Of course, my referee's request also came with the implication that, unless absolutely required, the letter provided would be a generic letter untailored to any specific institution. More recently, I've noticed that The Professor Is In has decried Interfolio for exactly this reason, since it seems to encourage referees to phone in generic letters instead of tailoring their rhetoric to each school. I'm sympathetic to this argument, but I'm also sympathetic to the reality that professors have a lot of balls to keep in the air, and it's kind of nuts to expect them to tailor letters for every candidate they support when every one might have sixty jobs or more on their dance card.

Incidentally, this is the first year since I was an ABD when my referees are (supposedly) tailoring all my letters and sending them independently. We shall see how this works out...

Historiann said...

WAIT a minute--I want to hear from Flavia about the results of her google searches of job candidates "like the guy who claimed to have written or have under contract three books with a press I'd never heard of on a writer I'd never heard of. Or the guy who had 12 publications dated to the current calendar year." I want to know what she found out--doesn't everyone else?

Notorious, I think you've covered it all. I agree with you that Skype serves both institutions and job candidates much better than the old AHA interviews ever did. Who wants to fly to some godforsaken cold North American city in January at the beginning of another semester? NOT ME!

(If the AHA and MLA insist on meeting in January, why can't we meet in a rotation of Miami, Houston, Phoenix, LA/San Diego, and San Francisco? Why, Santy Claus, why?)

Dr. Koshary said...

Yes, what Historiann said. What's up with the guys who set off your BS detector?

Flavia said...

Historiann & Dr. K:

The Google searches were inconclusive. One candidate wasn't really right for the position anyway, so it didn't matter. The other I *think* we interviewed, even though there were some other potentially odd things on his vita. And if I'm right about who it was, he turned out to be CREEPTASTIC. Hard to put a finger on what was wrong, but when he left the room we were all totally unnerved and agreed that he might actually have been Ted Bundy.

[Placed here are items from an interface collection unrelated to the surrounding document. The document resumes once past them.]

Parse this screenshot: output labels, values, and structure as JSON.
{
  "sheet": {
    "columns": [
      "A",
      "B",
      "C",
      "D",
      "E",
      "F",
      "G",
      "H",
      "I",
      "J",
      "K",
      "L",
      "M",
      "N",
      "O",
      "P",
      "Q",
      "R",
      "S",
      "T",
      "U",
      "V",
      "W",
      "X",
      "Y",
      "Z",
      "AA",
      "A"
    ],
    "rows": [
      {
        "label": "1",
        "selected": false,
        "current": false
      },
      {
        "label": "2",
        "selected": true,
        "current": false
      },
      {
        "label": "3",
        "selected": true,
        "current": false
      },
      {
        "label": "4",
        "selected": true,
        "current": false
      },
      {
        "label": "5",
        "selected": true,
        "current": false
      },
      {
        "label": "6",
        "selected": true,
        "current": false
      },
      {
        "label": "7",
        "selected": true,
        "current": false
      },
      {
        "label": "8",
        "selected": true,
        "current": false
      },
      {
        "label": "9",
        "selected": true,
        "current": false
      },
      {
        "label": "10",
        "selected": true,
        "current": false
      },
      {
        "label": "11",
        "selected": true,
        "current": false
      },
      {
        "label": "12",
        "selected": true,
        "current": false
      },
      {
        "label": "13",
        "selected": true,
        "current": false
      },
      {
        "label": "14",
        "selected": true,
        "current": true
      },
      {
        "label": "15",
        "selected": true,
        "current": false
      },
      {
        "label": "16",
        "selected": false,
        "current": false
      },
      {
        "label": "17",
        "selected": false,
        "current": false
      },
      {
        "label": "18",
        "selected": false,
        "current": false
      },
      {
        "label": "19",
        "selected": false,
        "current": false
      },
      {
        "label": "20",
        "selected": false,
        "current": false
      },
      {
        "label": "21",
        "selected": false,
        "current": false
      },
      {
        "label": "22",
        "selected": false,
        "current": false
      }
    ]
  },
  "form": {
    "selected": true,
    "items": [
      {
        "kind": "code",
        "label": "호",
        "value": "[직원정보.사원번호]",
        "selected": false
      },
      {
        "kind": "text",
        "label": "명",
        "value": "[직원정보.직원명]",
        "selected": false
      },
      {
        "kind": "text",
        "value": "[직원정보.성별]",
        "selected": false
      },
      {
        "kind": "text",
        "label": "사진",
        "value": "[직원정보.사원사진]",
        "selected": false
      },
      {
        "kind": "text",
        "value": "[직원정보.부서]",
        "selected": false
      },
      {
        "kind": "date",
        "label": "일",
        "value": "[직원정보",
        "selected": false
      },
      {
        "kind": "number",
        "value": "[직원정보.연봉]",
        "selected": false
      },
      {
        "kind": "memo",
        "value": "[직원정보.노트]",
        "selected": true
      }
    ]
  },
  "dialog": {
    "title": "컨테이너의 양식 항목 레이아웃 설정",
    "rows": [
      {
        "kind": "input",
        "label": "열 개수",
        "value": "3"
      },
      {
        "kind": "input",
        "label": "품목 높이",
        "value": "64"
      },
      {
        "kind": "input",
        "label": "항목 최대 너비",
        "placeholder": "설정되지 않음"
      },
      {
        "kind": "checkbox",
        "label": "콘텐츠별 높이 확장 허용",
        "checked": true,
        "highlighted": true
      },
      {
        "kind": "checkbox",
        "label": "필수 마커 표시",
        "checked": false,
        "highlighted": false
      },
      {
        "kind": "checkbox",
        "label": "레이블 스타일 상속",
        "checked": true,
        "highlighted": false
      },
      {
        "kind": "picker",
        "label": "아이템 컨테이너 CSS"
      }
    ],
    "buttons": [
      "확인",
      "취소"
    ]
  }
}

But to the larger question about candidates' online presence: I agree that you should definitely clean up/clarify everything you can--but don't stress out about the things you can't.

We had a finalist for a different search about whom Google revealed something peculiar (because yes, Notorious: I think most of my department DOES Google finalists!). Let's call it an unusual prior job, or a sideline, or a hobby; it's in that category. It's something many educational elites would regard as pretty cheesy or tacky, and it's not unrelated to the skills a humanities professor uses--so in theory someone could have used it to cast doubt on this candidate's taste or judgement.

But it just wasn't relevant, and though lots of us had apparently found it out, no one raised it beyond private "well! whaddaya know?" conversations. The candidate had strong credentials and gave a strong interview, and s/he wound up being our first choice (though s/he turned us down).

I'm not saying that's how it always plays out. But the people who are most likely to leverage dubious/equivocal Google evidence against your candidacy are those who are already hostile (to you, to the kind of stuff you work on, or to the search itself).

Susan said...

My experience is that *someone* always googles, though it's usually not me. I don't think of it! What's really weird is when people with distinctive names have public Book of the Face profiles. HINT: If you're on the job market, check your privacy settings.